The former Morgan Insulation facility, Schjeldahl said, is in “deplorable condition.” He suggested a study of how an industry may be able to utilize the facility, adding that if a use could not be determined quickly, the site for economic development purposes should be abandoned.
Schjeldahl said the property in the Dry Creek area, previously optioned by the local Economic Development Board, presents “excellent sites” but said infrastructure upgrades would be needed to support growth and access to the sites would need to be improved.
The facility formerly utilized by Steam Horse, which Schjeldahl referred to as the “Rock Creek building” could be suitable as a business incubator. And while Schjeldahl said Fishery Park is a “beautiful park,” he said it is a “horrible site” for industries.
Schjeldahl said the town’s current Public Works building has considerable potential, as the portion of the property not used by the town could be utilized for heavy industrial uses.
Schjeldahl will issue a report in September in which the reviewed sites will be prioritized and other findings and recommendations for the county will be outlined. But Schjeldahl provided some of his initial thoughts during the luncheon.
Unicoi County’s positives include its modest population growth, family loyalties to the area, a citizenry actively engaged in community betterment, and “significant” untapped resources awaiting organization and promotion, Schjeldahl said.
Negatives outlined by Schjeldahl that could adversely impact economic development include local industries being vulnerable to closure and downsizing, a shortage of available land and buildings resources, the county’s relatively isolated location which minimizes outside growth pressures, and the county’s economic development strategy is “poorly defined.”

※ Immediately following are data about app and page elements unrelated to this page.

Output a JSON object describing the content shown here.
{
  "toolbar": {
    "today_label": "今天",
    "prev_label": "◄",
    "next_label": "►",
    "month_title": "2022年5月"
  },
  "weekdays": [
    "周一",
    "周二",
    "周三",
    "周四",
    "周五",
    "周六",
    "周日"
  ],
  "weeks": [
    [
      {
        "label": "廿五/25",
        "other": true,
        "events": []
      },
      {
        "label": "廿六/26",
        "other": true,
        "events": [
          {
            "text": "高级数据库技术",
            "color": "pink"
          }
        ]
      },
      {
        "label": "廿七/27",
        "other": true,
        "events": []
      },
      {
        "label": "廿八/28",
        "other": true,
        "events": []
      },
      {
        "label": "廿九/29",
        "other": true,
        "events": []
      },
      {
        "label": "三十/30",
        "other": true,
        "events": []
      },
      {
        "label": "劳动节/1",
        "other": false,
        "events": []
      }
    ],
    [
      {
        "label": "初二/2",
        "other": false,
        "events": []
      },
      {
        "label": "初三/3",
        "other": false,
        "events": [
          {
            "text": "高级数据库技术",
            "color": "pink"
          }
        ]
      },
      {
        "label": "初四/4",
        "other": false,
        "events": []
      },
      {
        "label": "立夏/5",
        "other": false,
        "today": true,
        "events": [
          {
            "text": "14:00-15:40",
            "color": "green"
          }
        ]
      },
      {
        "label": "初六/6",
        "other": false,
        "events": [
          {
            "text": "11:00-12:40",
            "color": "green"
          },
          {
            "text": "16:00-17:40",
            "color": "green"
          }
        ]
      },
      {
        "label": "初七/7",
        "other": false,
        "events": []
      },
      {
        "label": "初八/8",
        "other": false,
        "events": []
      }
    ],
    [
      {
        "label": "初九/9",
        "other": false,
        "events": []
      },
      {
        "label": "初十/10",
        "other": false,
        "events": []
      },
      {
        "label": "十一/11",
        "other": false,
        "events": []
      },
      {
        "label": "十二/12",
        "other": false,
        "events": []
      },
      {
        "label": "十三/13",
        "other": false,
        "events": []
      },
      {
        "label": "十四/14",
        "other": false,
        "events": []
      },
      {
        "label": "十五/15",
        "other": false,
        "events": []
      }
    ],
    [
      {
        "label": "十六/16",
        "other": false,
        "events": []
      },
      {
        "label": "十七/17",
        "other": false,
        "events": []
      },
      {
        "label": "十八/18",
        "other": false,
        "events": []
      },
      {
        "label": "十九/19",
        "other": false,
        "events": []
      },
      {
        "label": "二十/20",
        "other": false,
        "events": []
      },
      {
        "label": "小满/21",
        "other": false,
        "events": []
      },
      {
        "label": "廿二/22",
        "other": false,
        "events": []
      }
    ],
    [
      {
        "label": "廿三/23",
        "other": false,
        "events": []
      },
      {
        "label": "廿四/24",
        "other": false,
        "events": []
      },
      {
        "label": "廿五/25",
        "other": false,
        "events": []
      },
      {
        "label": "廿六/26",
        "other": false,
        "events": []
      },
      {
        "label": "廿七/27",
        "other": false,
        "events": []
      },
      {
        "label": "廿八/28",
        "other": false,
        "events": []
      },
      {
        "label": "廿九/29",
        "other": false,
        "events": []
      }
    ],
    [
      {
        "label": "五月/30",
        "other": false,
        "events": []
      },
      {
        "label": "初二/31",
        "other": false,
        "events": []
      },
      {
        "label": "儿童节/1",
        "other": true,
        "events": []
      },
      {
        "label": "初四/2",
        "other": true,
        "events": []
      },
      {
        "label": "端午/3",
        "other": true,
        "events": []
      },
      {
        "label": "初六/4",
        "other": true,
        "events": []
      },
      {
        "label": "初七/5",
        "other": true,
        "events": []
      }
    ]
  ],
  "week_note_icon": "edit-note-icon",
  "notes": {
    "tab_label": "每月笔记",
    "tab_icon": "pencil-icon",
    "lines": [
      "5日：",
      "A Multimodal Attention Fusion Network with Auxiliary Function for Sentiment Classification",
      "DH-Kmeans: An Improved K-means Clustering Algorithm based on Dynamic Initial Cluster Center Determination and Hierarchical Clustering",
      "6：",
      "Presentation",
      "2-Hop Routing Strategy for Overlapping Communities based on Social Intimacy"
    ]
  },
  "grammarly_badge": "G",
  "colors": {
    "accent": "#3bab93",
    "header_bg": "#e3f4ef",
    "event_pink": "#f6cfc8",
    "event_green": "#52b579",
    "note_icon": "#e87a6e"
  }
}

Schjeldahl said retail is not a solution for economic sustainability. He also said the portion of Interstate 26 that runs through the county sees a relatively low traffic volume and that the long-term value of the CSX rail line is uncertain as the coal industry continues to face difficulties.
But Schjeldahl said Unicoi County has plenty of cultural and natural resources that are attractive, including a beautiful yet underutilized downtown Erwin, various outdoor recreational opportunities, the state and federal fish hatcheries, a number of festivals, its railroad heritage, and even its history with the hanging of Mary the elephant – something Schjeldahl feels the community needs to embrace.
“I can see no other alternative for you than to embrace that,” Schjeldahl said, after mentioning that Google searches of Unicoi County returned stories on the hanging before providing other information about the county. “If you try to just bury this thing, it will never go away…Some things never die if you don’t change the perception that people have, and you’ve got to address this elephant hanging. It’s the elephant in the room, right?”
He added that the community’s hard-working population, the new Unicoi County Memorial Hospital, the area’s strong educational assets and the stock of attractive housing found throughout the county could also be attractive to industries.
Along with clearly defining its economic development strategy to retain local jobs and to attract technology-driven industries and tourism, Schjeldahl said Unicoi County should look at possibly developing a land use plan and should develop an identity through the creation of a brand and marketing plan.
“You’ve got so many things that you could work on here,” Schjeldahl said. “You have to set some priorities so you can use your resources effectively. And I would say support the efforts of economic development here…You’ve got a real opportunity here to reshape this community, not in a way that’s going to change your heritage, but to build on it because you can control that growth. Not all communities have that opportunity.”
Leanne Cox, site development director for the TNECD, said once the report is complete it will be provided to local economic development leaders to use as guidance if they so choose.
“Our commissioner is committed to doubling down in our rural communities, especially the ones that are maybe not as well off as some of the other ones, and this is one of the services that we’re proud to provide,” she said.